- [INSTRUCTIONS TO FOLLOW] Please copy every line from the records below that contains the string "JSON".

(Interface dataset entries)
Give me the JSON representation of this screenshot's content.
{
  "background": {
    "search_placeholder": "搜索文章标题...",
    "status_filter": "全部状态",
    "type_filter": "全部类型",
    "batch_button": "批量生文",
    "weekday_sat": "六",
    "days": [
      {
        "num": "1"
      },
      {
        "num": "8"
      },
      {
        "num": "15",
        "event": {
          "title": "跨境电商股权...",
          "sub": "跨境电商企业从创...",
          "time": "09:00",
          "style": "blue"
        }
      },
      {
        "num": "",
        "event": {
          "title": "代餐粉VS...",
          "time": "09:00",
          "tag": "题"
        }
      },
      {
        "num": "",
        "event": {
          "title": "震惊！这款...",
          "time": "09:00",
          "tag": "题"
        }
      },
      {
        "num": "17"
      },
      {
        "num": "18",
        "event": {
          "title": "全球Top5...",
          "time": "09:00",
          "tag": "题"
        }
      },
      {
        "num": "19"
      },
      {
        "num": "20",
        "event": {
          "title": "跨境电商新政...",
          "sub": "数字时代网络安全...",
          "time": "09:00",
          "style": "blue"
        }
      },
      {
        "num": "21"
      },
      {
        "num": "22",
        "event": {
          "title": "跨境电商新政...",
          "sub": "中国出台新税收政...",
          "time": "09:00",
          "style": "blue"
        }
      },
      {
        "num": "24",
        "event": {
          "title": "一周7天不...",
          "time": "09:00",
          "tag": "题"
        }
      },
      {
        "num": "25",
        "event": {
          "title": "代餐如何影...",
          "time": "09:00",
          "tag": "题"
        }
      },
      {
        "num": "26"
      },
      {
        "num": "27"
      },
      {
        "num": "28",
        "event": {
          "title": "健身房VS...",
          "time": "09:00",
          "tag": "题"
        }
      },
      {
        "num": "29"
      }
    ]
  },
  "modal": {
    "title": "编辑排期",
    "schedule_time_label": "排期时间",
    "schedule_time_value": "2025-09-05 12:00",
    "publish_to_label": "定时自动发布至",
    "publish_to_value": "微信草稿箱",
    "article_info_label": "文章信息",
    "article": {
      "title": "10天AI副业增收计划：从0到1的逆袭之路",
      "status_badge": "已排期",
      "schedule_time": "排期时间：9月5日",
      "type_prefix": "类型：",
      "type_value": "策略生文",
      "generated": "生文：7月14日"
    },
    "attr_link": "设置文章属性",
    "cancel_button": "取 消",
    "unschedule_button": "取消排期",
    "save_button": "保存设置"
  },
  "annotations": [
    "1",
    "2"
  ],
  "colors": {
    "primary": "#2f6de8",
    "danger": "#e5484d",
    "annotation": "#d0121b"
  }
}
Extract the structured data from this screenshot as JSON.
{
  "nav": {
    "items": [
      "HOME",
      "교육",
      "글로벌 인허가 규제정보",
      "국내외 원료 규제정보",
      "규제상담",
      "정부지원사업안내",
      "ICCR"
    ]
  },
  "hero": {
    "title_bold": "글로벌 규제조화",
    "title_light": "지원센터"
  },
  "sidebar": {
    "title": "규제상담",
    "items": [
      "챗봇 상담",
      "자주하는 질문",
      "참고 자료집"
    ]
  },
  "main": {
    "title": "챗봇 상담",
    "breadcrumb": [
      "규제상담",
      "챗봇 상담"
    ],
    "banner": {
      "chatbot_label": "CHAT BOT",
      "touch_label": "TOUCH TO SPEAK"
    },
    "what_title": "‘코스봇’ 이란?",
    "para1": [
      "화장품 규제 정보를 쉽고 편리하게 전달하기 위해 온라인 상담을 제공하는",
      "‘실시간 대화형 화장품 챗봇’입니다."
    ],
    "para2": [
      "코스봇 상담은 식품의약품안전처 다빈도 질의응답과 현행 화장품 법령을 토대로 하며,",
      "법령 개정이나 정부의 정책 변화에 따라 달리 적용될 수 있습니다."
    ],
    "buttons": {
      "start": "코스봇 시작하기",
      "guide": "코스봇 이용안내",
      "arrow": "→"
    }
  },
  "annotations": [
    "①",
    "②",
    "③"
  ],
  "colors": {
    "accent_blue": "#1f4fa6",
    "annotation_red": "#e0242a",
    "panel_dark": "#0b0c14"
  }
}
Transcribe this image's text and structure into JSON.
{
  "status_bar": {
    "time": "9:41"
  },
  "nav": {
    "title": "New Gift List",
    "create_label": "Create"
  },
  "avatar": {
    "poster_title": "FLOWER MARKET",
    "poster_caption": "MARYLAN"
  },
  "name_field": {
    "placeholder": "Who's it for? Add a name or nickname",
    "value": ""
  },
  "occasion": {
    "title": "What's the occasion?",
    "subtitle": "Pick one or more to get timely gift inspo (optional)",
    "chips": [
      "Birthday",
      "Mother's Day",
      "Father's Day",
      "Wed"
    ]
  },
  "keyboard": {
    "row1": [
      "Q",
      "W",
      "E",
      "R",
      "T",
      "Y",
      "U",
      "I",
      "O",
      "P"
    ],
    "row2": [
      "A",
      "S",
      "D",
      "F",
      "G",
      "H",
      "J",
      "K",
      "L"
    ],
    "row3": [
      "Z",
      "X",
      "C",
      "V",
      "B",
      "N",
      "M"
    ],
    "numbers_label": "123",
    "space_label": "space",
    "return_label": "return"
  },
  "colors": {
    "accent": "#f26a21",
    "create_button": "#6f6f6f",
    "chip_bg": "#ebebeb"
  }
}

- [RESULT OF THE EXERCISE]
Give me the JSON representation of this screenshot's content.
Extract the structured data from this screenshot as JSON.
Transcribe this image's text and structure into JSON.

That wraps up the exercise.